[Web page and app entries]
###

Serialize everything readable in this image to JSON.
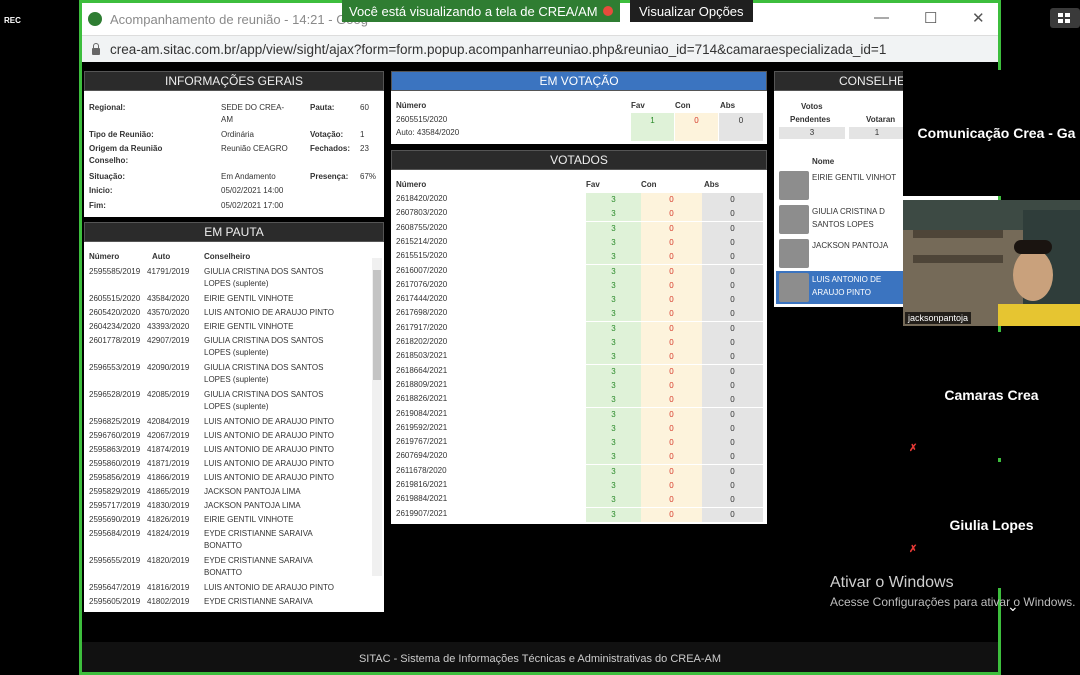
{
  "rec": "REC",
  "share_bar": {
    "text": "Você está visualizando a tela de CREA/AM",
    "options": "Visualizar Opções"
  },
  "browser": {
    "title": "Acompanhamento de reunião - 14:21 - Goog",
    "url": "crea-am.sitac.com.br/app/view/sight/ajax?form=form.popup.acompanharreuniao.php&reuniao_id=714&camaraespecializada_id=1"
  },
  "info": {
    "title": "INFORMAÇÕES GERAIS",
    "regional_label": "Regional:",
    "regional_value_l1": "SEDE DO CREA-",
    "regional_value_l2": "AM",
    "pauta_label": "Pauta:",
    "pauta_value": "60",
    "tipo_label": "Tipo de Reunião:",
    "tipo_value": "Ordinária",
    "votacao_label": "Votação:",
    "votacao_value": "1",
    "origem_label_l1": "Origem da Reunião",
    "origem_label_l2": "Conselho:",
    "origem_value": "Reunião CEAGRO",
    "fechados_label": "Fechados:",
    "fechados_value": "23",
    "situacao_label": "Situação:",
    "situacao_value": "Em Andamento",
    "presenca_label": "Presença:",
    "presenca_value": "67%",
    "inicio_label": "Inicio:",
    "inicio_value": "05/02/2021 14:00",
    "fim_label": "Fim:",
    "fim_value": "05/02/2021 17:00"
  },
  "pauta": {
    "title": "EM PAUTA",
    "headers": [
      "Número",
      "Auto",
      "Conselheiro"
    ],
    "rows": [
      [
        "2595585/2019",
        "41791/2019",
        "GIULIA CRISTINA DOS SANTOS",
        "LOPES (suplente)"
      ],
      [
        "2605515/2020",
        "43584/2020",
        "EIRIE GENTIL VINHOTE",
        ""
      ],
      [
        "2605420/2020",
        "43570/2020",
        "LUIS ANTONIO DE ARAUJO PINTO",
        ""
      ],
      [
        "2604234/2020",
        "43393/2020",
        "EIRIE GENTIL VINHOTE",
        ""
      ],
      [
        "2601778/2019",
        "42907/2019",
        "GIULIA CRISTINA DOS SANTOS",
        "LOPES (suplente)"
      ],
      [
        "2596553/2019",
        "42090/2019",
        "GIULIA CRISTINA DOS SANTOS",
        "LOPES (suplente)"
      ],
      [
        "2596528/2019",
        "42085/2019",
        "GIULIA CRISTINA DOS SANTOS",
        "LOPES (suplente)"
      ],
      [
        "2596825/2019",
        "42084/2019",
        "LUIS ANTONIO DE ARAUJO PINTO",
        ""
      ],
      [
        "2596760/2019",
        "42067/2019",
        "LUIS ANTONIO DE ARAUJO PINTO",
        ""
      ],
      [
        "2595863/2019",
        "41874/2019",
        "LUIS ANTONIO DE ARAUJO PINTO",
        ""
      ],
      [
        "2595860/2019",
        "41871/2019",
        "LUIS ANTONIO DE ARAUJO PINTO",
        ""
      ],
      [
        "2595856/2019",
        "41866/2019",
        "LUIS ANTONIO DE ARAUJO PINTO",
        ""
      ],
      [
        "2595829/2019",
        "41865/2019",
        "JACKSON PANTOJA LIMA",
        ""
      ],
      [
        "2595717/2019",
        "41830/2019",
        "JACKSON PANTOJA LIMA",
        ""
      ],
      [
        "2595690/2019",
        "41826/2019",
        "EIRIE GENTIL VINHOTE",
        ""
      ],
      [
        "2595684/2019",
        "41824/2019",
        "EYDE CRISTIANNE SARAIVA",
        "BONATTO"
      ],
      [
        "2595655/2019",
        "41820/2019",
        "EYDE CRISTIANNE SARAIVA",
        "BONATTO"
      ],
      [
        "2595647/2019",
        "41816/2019",
        "LUIS ANTONIO DE ARAUJO PINTO",
        ""
      ],
      [
        "2595605/2019",
        "41802/2019",
        "EYDE CRISTIANNE SARAIVA",
        ""
      ]
    ]
  },
  "votacao": {
    "title": "EM VOTAÇÃO",
    "headers": [
      "Número",
      "Fav",
      "Con",
      "Abs"
    ],
    "numero": "2605515/2020",
    "auto": "Auto: 43584/2020",
    "fav": "1",
    "con": "0",
    "abs": "0"
  },
  "votados": {
    "title": "VOTADOS",
    "headers": [
      "Número",
      "Fav",
      "Con",
      "Abs"
    ],
    "rows": [
      [
        "2618420/2020",
        "3",
        "0",
        "0"
      ],
      [
        "2607803/2020",
        "3",
        "0",
        "0"
      ],
      [
        "2608755/2020",
        "3",
        "0",
        "0"
      ],
      [
        "2615214/2020",
        "3",
        "0",
        "0"
      ],
      [
        "2615515/2020",
        "3",
        "0",
        "0"
      ],
      [
        "2616007/2020",
        "3",
        "0",
        "0"
      ],
      [
        "2617076/2020",
        "3",
        "0",
        "0"
      ],
      [
        "2617444/2020",
        "3",
        "0",
        "0"
      ],
      [
        "2617698/2020",
        "3",
        "0",
        "0"
      ],
      [
        "2617917/2020",
        "3",
        "0",
        "0"
      ],
      [
        "2618202/2020",
        "3",
        "0",
        "0"
      ],
      [
        "2618503/2021",
        "3",
        "0",
        "0"
      ],
      [
        "2618664/2021",
        "3",
        "0",
        "0"
      ],
      [
        "2618809/2021",
        "3",
        "0",
        "0"
      ],
      [
        "2618826/2021",
        "3",
        "0",
        "0"
      ],
      [
        "2619084/2021",
        "3",
        "0",
        "0"
      ],
      [
        "2619592/2021",
        "3",
        "0",
        "0"
      ],
      [
        "2619767/2021",
        "3",
        "0",
        "0"
      ],
      [
        "2607694/2020",
        "3",
        "0",
        "0"
      ],
      [
        "2611678/2020",
        "3",
        "0",
        "0"
      ],
      [
        "2619816/2021",
        "3",
        "0",
        "0"
      ],
      [
        "2619884/2021",
        "3",
        "0",
        "0"
      ],
      [
        "2619907/2021",
        "3",
        "0",
        "0"
      ]
    ]
  },
  "conselheiros": {
    "title": "CONSELHE",
    "votos_label": "Votos",
    "pendentes_label": "Pendentes",
    "votaram_label": "Votaran",
    "pendentes_value": "3",
    "votaram_value": "1",
    "nome_label": "Nome",
    "members": [
      {
        "l1": "EIRIE GENTIL VINHOT",
        "l2": ""
      },
      {
        "l1": "GIULIA CRISTINA D",
        "l2": "SANTOS LOPES"
      },
      {
        "l1": "JACKSON PANTOJA",
        "l2": ""
      },
      {
        "l1": "LUIS ANTONIO DE",
        "l2": "ARAUJO PINTO"
      }
    ]
  },
  "footer": "SITAC - Sistema de Informações Técnicas e Administrativas do CREA-AM",
  "participants": {
    "t1": "Comunicação Crea - Ga",
    "t2_name": "jacksonpantoja",
    "t3": "Camaras Crea",
    "t4": "Giulia Lopes"
  },
  "watermark": {
    "l1": "Ativar o Windows",
    "l2": "Acesse Configurações para ativar o Windows."
  }
}
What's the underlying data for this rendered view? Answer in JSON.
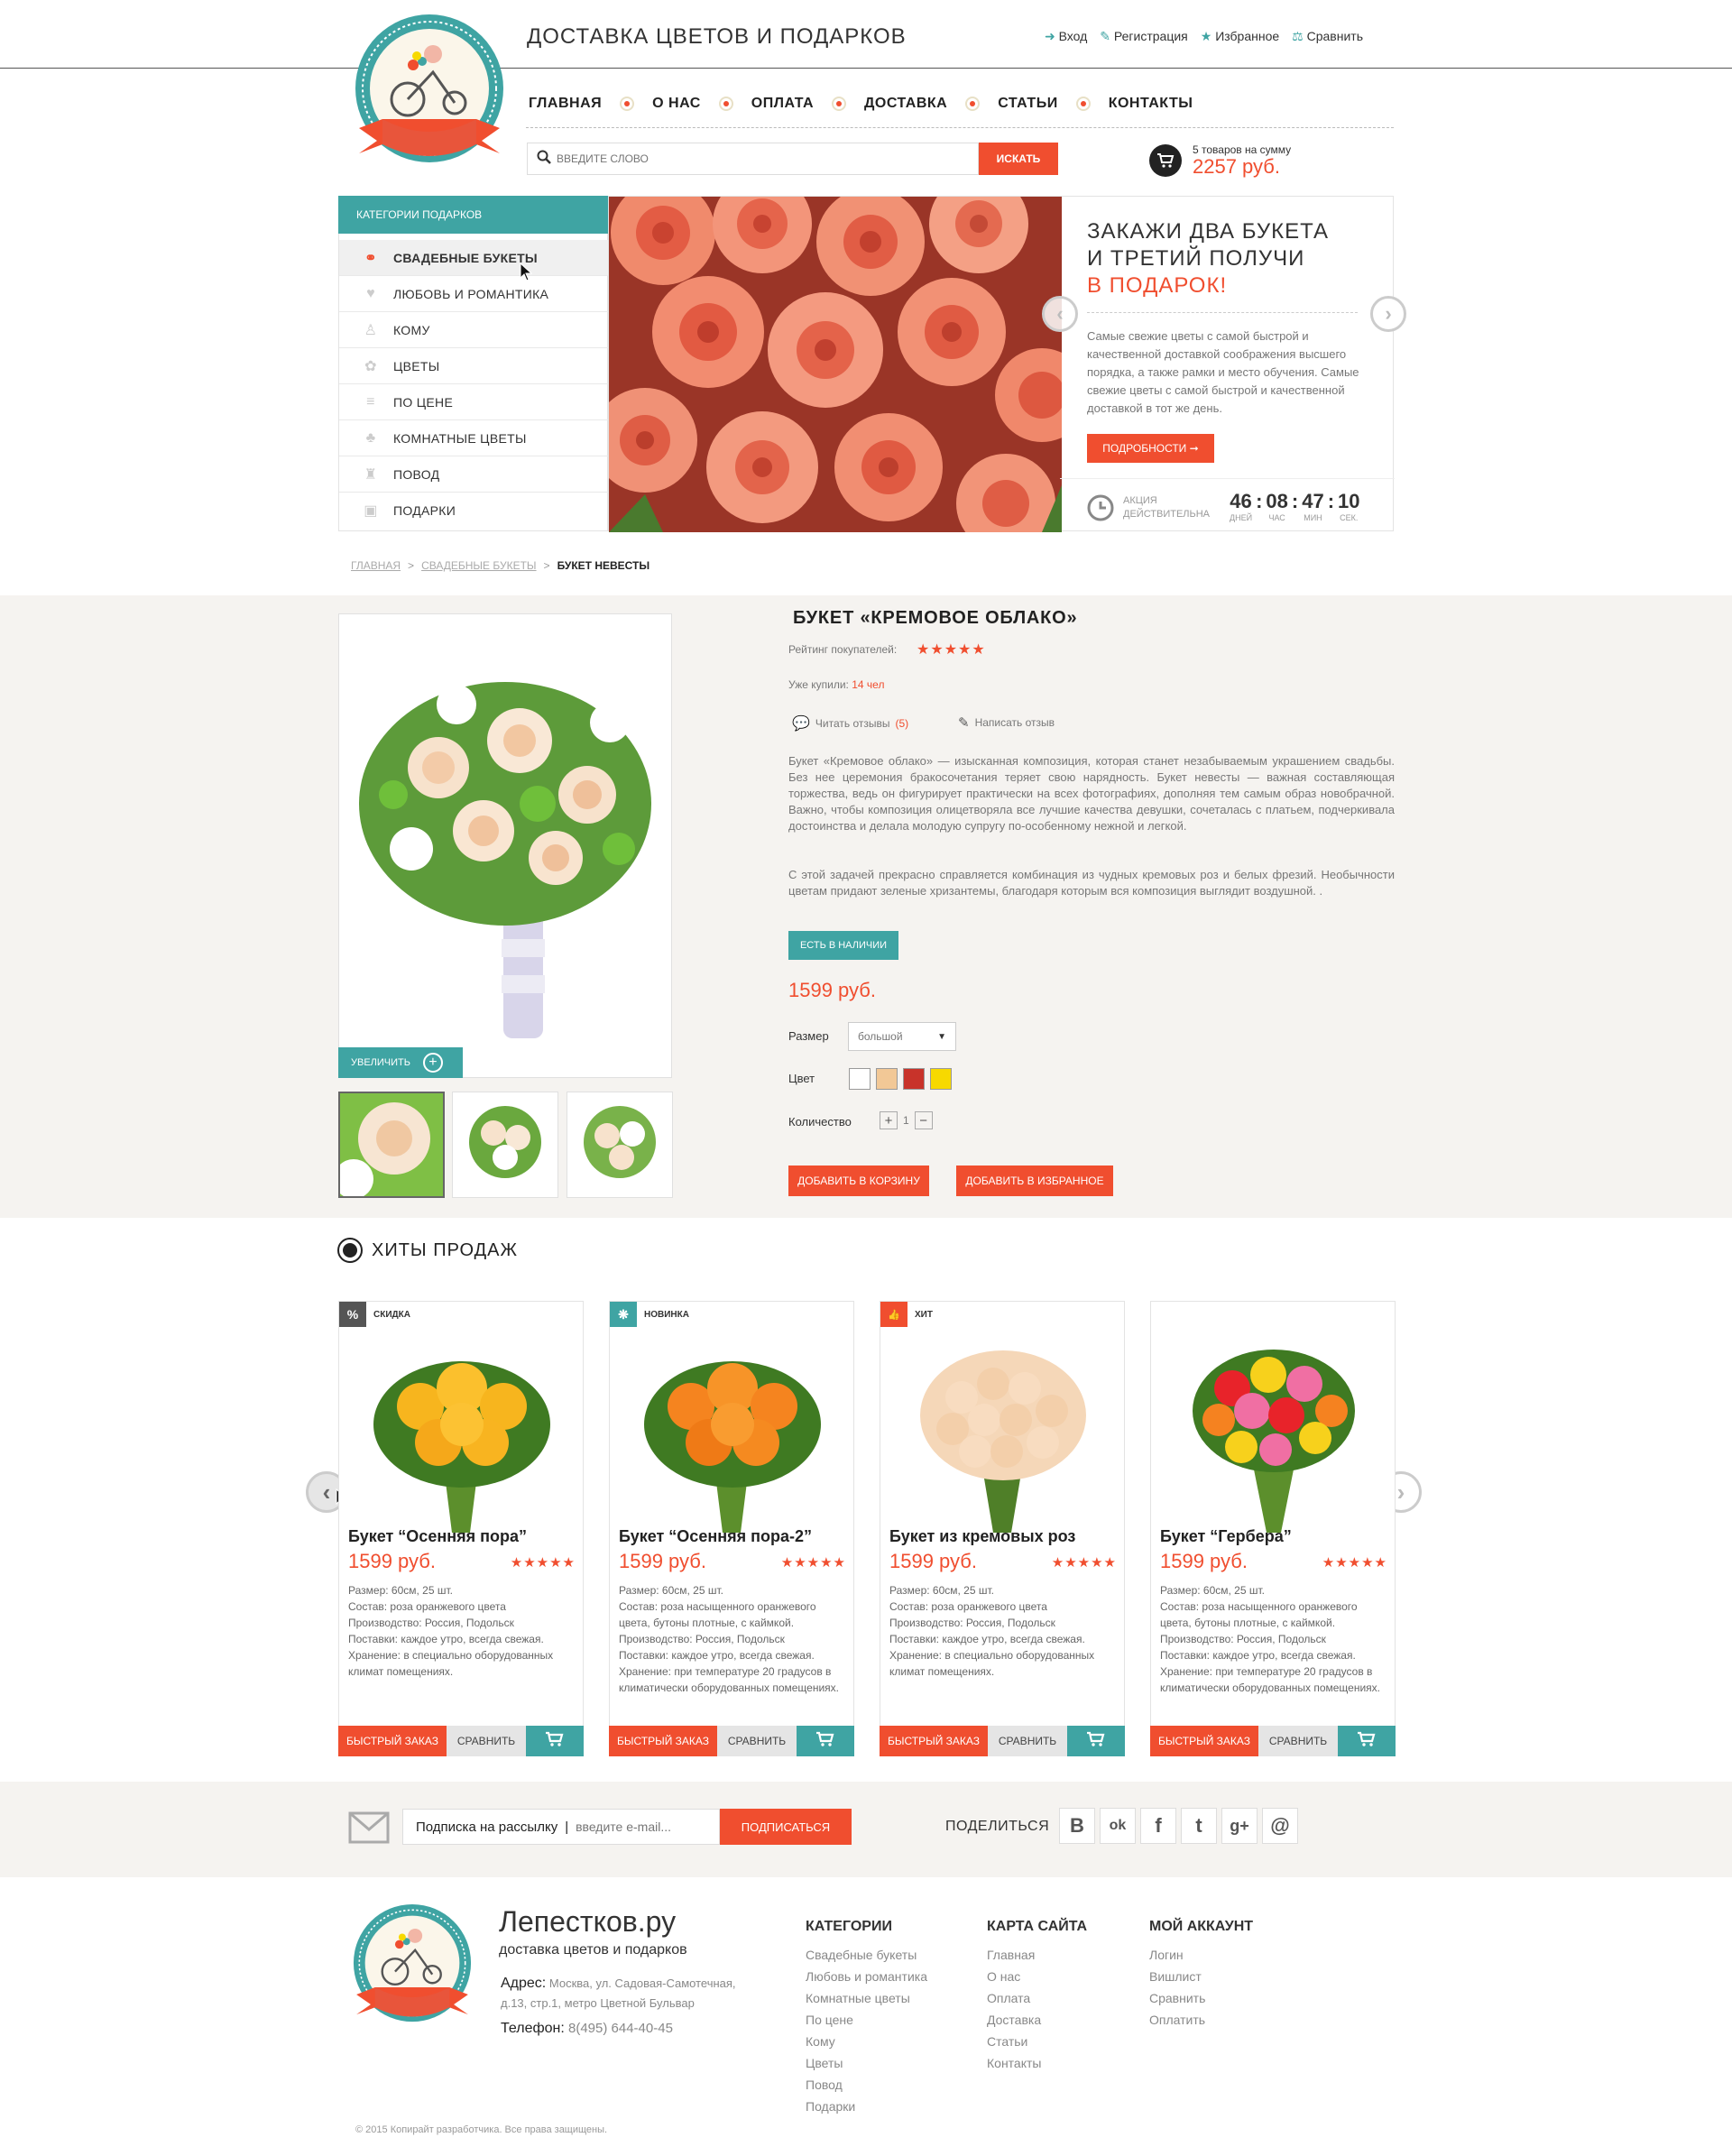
{
  "header": {
    "title": "ДОСТАВКА ЦВЕТОВ И ПОДАРКОВ",
    "links": [
      {
        "label": "Вход",
        "icon": "login-icon"
      },
      {
        "label": "Регистрация",
        "icon": "edit-icon"
      },
      {
        "label": "Избранное",
        "icon": "star-icon"
      },
      {
        "label": "Сравнить",
        "icon": "scales-icon"
      }
    ],
    "logo_text": "Лепестков.ру"
  },
  "nav": [
    "ГЛАВНАЯ",
    "О НАС",
    "ОПЛАТА",
    "ДОСТАВКА",
    "СТАТЬИ",
    "КОНТАКТЫ"
  ],
  "search": {
    "placeholder": "ВВЕДИТЕ СЛОВО",
    "button": "ИСКАТЬ"
  },
  "cart": {
    "summary": "5 товаров на сумму",
    "total": "2257 руб."
  },
  "categories": {
    "title": "КАТЕГОРИИ ПОДАРКОВ",
    "items": [
      "СВАДЕБНЫЕ БУКЕТЫ",
      "ЛЮБОВЬ И РОМАНТИКА",
      "КОМУ",
      "ЦВЕТЫ",
      "ПО ЦЕНЕ",
      "КОМНАТНЫЕ ЦВЕТЫ",
      "ПОВОД",
      "ПОДАРКИ"
    ]
  },
  "promo": {
    "line1": "ЗАКАЖИ ДВА БУКЕТА",
    "line2": "И ТРЕТИЙ ПОЛУЧИ",
    "line3": "В ПОДАРОК!",
    "text": "Самые свежие цветы с самой быстрой и качественной доставкой соображения высшего порядка, а также рамки и место обучения. Самые свежие цветы с самой быстрой и качественной доставкой в тот же день.",
    "button": "ПОДРОБНОСТИ ➞",
    "timer_label1": "АКЦИЯ",
    "timer_label2": "ДЕЙСТВИТЕЛЬНА",
    "days": "46",
    "hours": "08",
    "minutes": "47",
    "seconds": "10",
    "days_label": "ДНЕЙ",
    "hours_label": "ЧАС",
    "minutes_label": "МИН",
    "seconds_label": "СЕК."
  },
  "breadcrumb": {
    "home": "ГЛАВНАЯ",
    "cat": "СВАДЕБНЫЕ БУКЕТЫ",
    "current": "БУКЕТ НЕВЕСТЫ",
    "sep": ">"
  },
  "product": {
    "title": "БУКЕТ «КРЕМОВОЕ ОБЛАКО»",
    "rating_label": "Рейтинг покупателей:",
    "stars": "★★★★★",
    "bought_label": "Уже купили:",
    "bought_value": "14 чел",
    "reviews_label": "Читать отзывы",
    "reviews_count": "(5)",
    "write_review": "Написать отзыв",
    "desc1": "Букет «Кремовое облако» — изысканная композиция, которая станет незабываемым украшением свадьбы. Без нее церемония бракосочетания теряет свою нарядность. Букет невесты — важная составляющая торжества, ведь он фигурирует практически на всех фотографиях, дополняя тем самым образ новобрачной. Важно, чтобы композиция олицетворяла все лучшие качества девушки, сочеталась с платьем, подчеркивала достоинства и делала молодую супругу по-особенному нежной и легкой.",
    "desc2": "С этой задачей прекрасно справляется комбинация из чудных кремовых роз и белых фрезий. Необычности цветам придают зеленые хризантемы, благодаря которым вся композиция выглядит воздушной. .",
    "stock": "ЕСТЬ В НАЛИЧИИ",
    "price": "1599 руб.",
    "size_label": "Размер",
    "size_value": "большой",
    "color_label": "Цвет",
    "colors": [
      "#ffffff",
      "#f2c896",
      "#c8332a",
      "#f7d900"
    ],
    "qty_label": "Количество",
    "qty_plus": "+",
    "qty": "1",
    "qty_minus": "−",
    "add_cart": "ДОБАВИТЬ В КОРЗИНУ",
    "add_fav": "ДОБАВИТЬ В ИЗБРАННОЕ",
    "zoom": "УВЕЛИЧИТЬ"
  },
  "hits": {
    "title": "ХИТЫ ПРОДАЖ",
    "quick": "БЫСТРЫЙ ЗАКАЗ",
    "compare": "СРАВНИТЬ",
    "items": [
      {
        "badge": "СКИДКА",
        "badge_icon": "%",
        "badge_color": "#555555",
        "name": "Букет “Осенняя пора”",
        "price": "1599 руб.",
        "stars": "★★★★★",
        "desc": "Размер: 60см, 25 шт.\nСостав: роза оранжевого цвета\nПроизводство: Россия, Подольск\nПоставки: каждое утро, всегда свежая.\nХранение: в специально оборудованных климат помещениях."
      },
      {
        "badge": "НОВИНКА",
        "badge_icon": "❋",
        "badge_color": "#3fa4a3",
        "name": "Букет “Осенняя пора-2”",
        "price": "1599 руб.",
        "stars": "★★★★★",
        "desc": "Размер: 60см, 25 шт.\nСостав: роза насыщенного оранжевого цвета, бутоны плотные, с каймкой.\nПроизводство: Россия, Подольск\nПоставки: каждое утро, всегда свежая.\nХранение: при температуре 20 градусов в климатически оборудованных помещениях."
      },
      {
        "badge": "ХИТ",
        "badge_icon": "👍",
        "badge_color": "#f04e2f",
        "name": "Букет из кремовых роз",
        "price": "1599 руб.",
        "stars": "★★★★★",
        "desc": "Размер: 60см, 25 шт.\nСостав: роза оранжевого цвета\nПроизводство: Россия, Подольск\nПоставки: каждое утро, всегда свежая.\nХранение: в специально оборудованных климат помещениях."
      },
      {
        "badge": "",
        "badge_icon": "",
        "badge_color": "",
        "name": "Букет “Гербера”",
        "price": "1599 руб.",
        "stars": "★★★★★",
        "desc": "Размер: 60см, 25 шт.\nСостав: роза насыщенного оранжевого цвета, бутоны плотные, с каймкой.\nПроизводство: Россия, Подольск\nПоставки: каждое утро, всегда свежая.\nХранение: при температуре 20 градусов в климатически оборудованных помещениях."
      }
    ]
  },
  "subscribe": {
    "label": "Подписка на рассылку",
    "sep": "|",
    "placeholder": "введите e-mail...",
    "button": "ПОДПИСАТЬСЯ",
    "share": "ПОДЕЛИТЬСЯ",
    "socials": [
      "B",
      "ok",
      "f",
      "t",
      "g+",
      "@"
    ]
  },
  "footer": {
    "brand": "Лепестков.ру",
    "tagline": "доставка цветов и подарков",
    "address_label": "Адрес:",
    "address": "Москва, ул. Садовая-Самотечная, д.13, стр.1, метро Цветной Бульвар",
    "phone_label": "Телефон:",
    "phone": "8(495) 644-40-45",
    "copyright": "© 2015 Копирайт разработчика. Все права защищены.",
    "cols": [
      {
        "title": "КАТЕГОРИИ",
        "links": [
          "Свадебные букеты",
          "Любовь и романтика",
          "Комнатные цветы",
          "По цене",
          "Кому",
          "Цветы",
          "Повод",
          "Подарки"
        ]
      },
      {
        "title": "КАРТА САЙТА",
        "links": [
          "Главная",
          "О нас",
          "Оплата",
          "Доставка",
          "Статьи",
          "Контакты"
        ]
      },
      {
        "title": "МОЙ АККАУНТ",
        "links": [
          "Логин",
          "Вишлист",
          "Сравнить",
          "Оплатить"
        ]
      }
    ]
  }
}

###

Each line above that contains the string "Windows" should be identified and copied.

**Written response**.
    "l1": "Ativar o Windows",
    "l2": "Acesse Configurações para ativar o Windows."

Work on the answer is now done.